Left foot forward20 January 2020
After a tumultuous and tiring few years for the British electorate, a towering majority for the Conservative Party makes it very likely that Britain will leave the European Union in short order.
What that means for Scotland and Northern Ireland remains to be seen, as both regions have expressed growing feelings marginalisation by the far larger England.
But there are reasons for the construction industry to be optimistic. Conservative leader Boris Johnson managed to win over a number of poorer, traditionally Labour-voting constituencies in the north of England and there are rumours that he wants to shore up his popularity there with a GBP 100bn (USD 131bn) splurge. A reserve fund of capital might be unlocked to fund infrastructure in these areas.
It is a common accusation that all of the parties, but particularly the right-leaning Conservatives, disregard England’s north and prioritise investment spending in the south, especially London. Johnson will hopefully move to change this perception, and has already made speeches to the effect that he intends to lead a government for the whole of the nation.
We will have to follow the money and judge for ourselves, but the uncertain times ahead would be a good time to stimulate the economy through investment, and upgrade and supplement our ageing infrastructure.
Borrowing restrictions are set to be relaxed, but that still may not be enough for the High Speed 2 megaproject. As I write this in the immediate aftermath of the general election, it is still not possible to say anything further on the at-risk project. New Civil Engineer recently reported on a secret briefing where the Prime Minister was advised that the cost would in face be GBP 110bn (USD 144bn), if true, this means that it has jumped in price by an entire Crossrail from an earlier GBP 88bn (USD 115bn) figure.
The argument for the project is still not being made to the public properly, with the view now being propagated that the construction of a new railway will be an environmental catastrophe.
Yet there is still no mention of credible alternatives from the opposition.

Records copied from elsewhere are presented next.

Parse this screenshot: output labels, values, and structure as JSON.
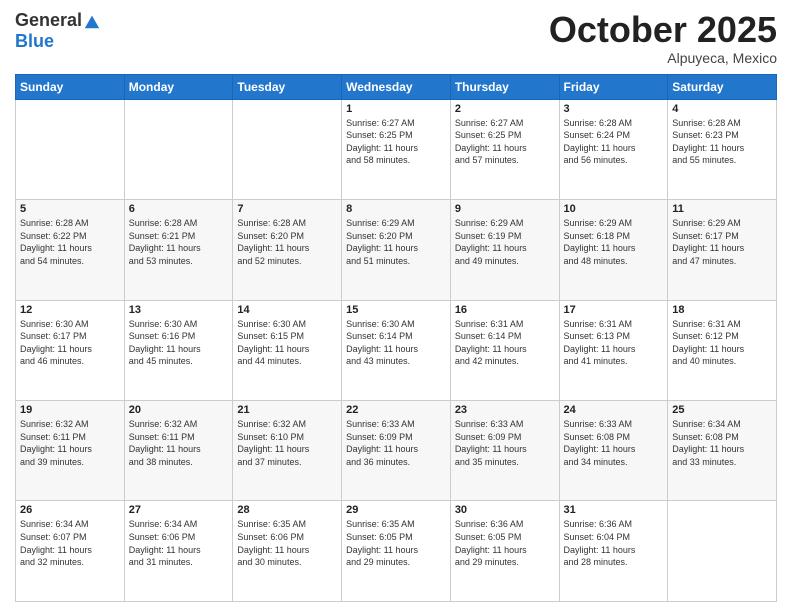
{
  "header": {
    "logo_general": "General",
    "logo_blue": "Blue",
    "month_title": "October 2025",
    "location": "Alpuyeca, Mexico"
  },
  "weekdays": [
    "Sunday",
    "Monday",
    "Tuesday",
    "Wednesday",
    "Thursday",
    "Friday",
    "Saturday"
  ],
  "weeks": [
    [
      {
        "day": "",
        "info": ""
      },
      {
        "day": "",
        "info": ""
      },
      {
        "day": "",
        "info": ""
      },
      {
        "day": "1",
        "info": "Sunrise: 6:27 AM\nSunset: 6:25 PM\nDaylight: 11 hours\nand 58 minutes."
      },
      {
        "day": "2",
        "info": "Sunrise: 6:27 AM\nSunset: 6:25 PM\nDaylight: 11 hours\nand 57 minutes."
      },
      {
        "day": "3",
        "info": "Sunrise: 6:28 AM\nSunset: 6:24 PM\nDaylight: 11 hours\nand 56 minutes."
      },
      {
        "day": "4",
        "info": "Sunrise: 6:28 AM\nSunset: 6:23 PM\nDaylight: 11 hours\nand 55 minutes."
      }
    ],
    [
      {
        "day": "5",
        "info": "Sunrise: 6:28 AM\nSunset: 6:22 PM\nDaylight: 11 hours\nand 54 minutes."
      },
      {
        "day": "6",
        "info": "Sunrise: 6:28 AM\nSunset: 6:21 PM\nDaylight: 11 hours\nand 53 minutes."
      },
      {
        "day": "7",
        "info": "Sunrise: 6:28 AM\nSunset: 6:20 PM\nDaylight: 11 hours\nand 52 minutes."
      },
      {
        "day": "8",
        "info": "Sunrise: 6:29 AM\nSunset: 6:20 PM\nDaylight: 11 hours\nand 51 minutes."
      },
      {
        "day": "9",
        "info": "Sunrise: 6:29 AM\nSunset: 6:19 PM\nDaylight: 11 hours\nand 49 minutes."
      },
      {
        "day": "10",
        "info": "Sunrise: 6:29 AM\nSunset: 6:18 PM\nDaylight: 11 hours\nand 48 minutes."
      },
      {
        "day": "11",
        "info": "Sunrise: 6:29 AM\nSunset: 6:17 PM\nDaylight: 11 hours\nand 47 minutes."
      }
    ],
    [
      {
        "day": "12",
        "info": "Sunrise: 6:30 AM\nSunset: 6:17 PM\nDaylight: 11 hours\nand 46 minutes."
      },
      {
        "day": "13",
        "info": "Sunrise: 6:30 AM\nSunset: 6:16 PM\nDaylight: 11 hours\nand 45 minutes."
      },
      {
        "day": "14",
        "info": "Sunrise: 6:30 AM\nSunset: 6:15 PM\nDaylight: 11 hours\nand 44 minutes."
      },
      {
        "day": "15",
        "info": "Sunrise: 6:30 AM\nSunset: 6:14 PM\nDaylight: 11 hours\nand 43 minutes."
      },
      {
        "day": "16",
        "info": "Sunrise: 6:31 AM\nSunset: 6:14 PM\nDaylight: 11 hours\nand 42 minutes."
      },
      {
        "day": "17",
        "info": "Sunrise: 6:31 AM\nSunset: 6:13 PM\nDaylight: 11 hours\nand 41 minutes."
      },
      {
        "day": "18",
        "info": "Sunrise: 6:31 AM\nSunset: 6:12 PM\nDaylight: 11 hours\nand 40 minutes."
      }
    ],
    [
      {
        "day": "19",
        "info": "Sunrise: 6:32 AM\nSunset: 6:11 PM\nDaylight: 11 hours\nand 39 minutes."
      },
      {
        "day": "20",
        "info": "Sunrise: 6:32 AM\nSunset: 6:11 PM\nDaylight: 11 hours\nand 38 minutes."
      },
      {
        "day": "21",
        "info": "Sunrise: 6:32 AM\nSunset: 6:10 PM\nDaylight: 11 hours\nand 37 minutes."
      },
      {
        "day": "22",
        "info": "Sunrise: 6:33 AM\nSunset: 6:09 PM\nDaylight: 11 hours\nand 36 minutes."
      },
      {
        "day": "23",
        "info": "Sunrise: 6:33 AM\nSunset: 6:09 PM\nDaylight: 11 hours\nand 35 minutes."
      },
      {
        "day": "24",
        "info": "Sunrise: 6:33 AM\nSunset: 6:08 PM\nDaylight: 11 hours\nand 34 minutes."
      },
      {
        "day": "25",
        "info": "Sunrise: 6:34 AM\nSunset: 6:08 PM\nDaylight: 11 hours\nand 33 minutes."
      }
    ],
    [
      {
        "day": "26",
        "info": "Sunrise: 6:34 AM\nSunset: 6:07 PM\nDaylight: 11 hours\nand 32 minutes."
      },
      {
        "day": "27",
        "info": "Sunrise: 6:34 AM\nSunset: 6:06 PM\nDaylight: 11 hours\nand 31 minutes."
      },
      {
        "day": "28",
        "info": "Sunrise: 6:35 AM\nSunset: 6:06 PM\nDaylight: 11 hours\nand 30 minutes."
      },
      {
        "day": "29",
        "info": "Sunrise: 6:35 AM\nSunset: 6:05 PM\nDaylight: 11 hours\nand 29 minutes."
      },
      {
        "day": "30",
        "info": "Sunrise: 6:36 AM\nSunset: 6:05 PM\nDaylight: 11 hours\nand 29 minutes."
      },
      {
        "day": "31",
        "info": "Sunrise: 6:36 AM\nSunset: 6:04 PM\nDaylight: 11 hours\nand 28 minutes."
      },
      {
        "day": "",
        "info": ""
      }
    ]
  ]
}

Increased car use is the cost of inaction on the struggling rail network, and is something that we desperately need to avoid as a society.
Turning back to positives, in this decade both the British Tunnelling Society and the International Tunnelling Association will turn 50. It is a time to reflect on successes and achievements, and to consider any changes that might help improve matters in the years to come.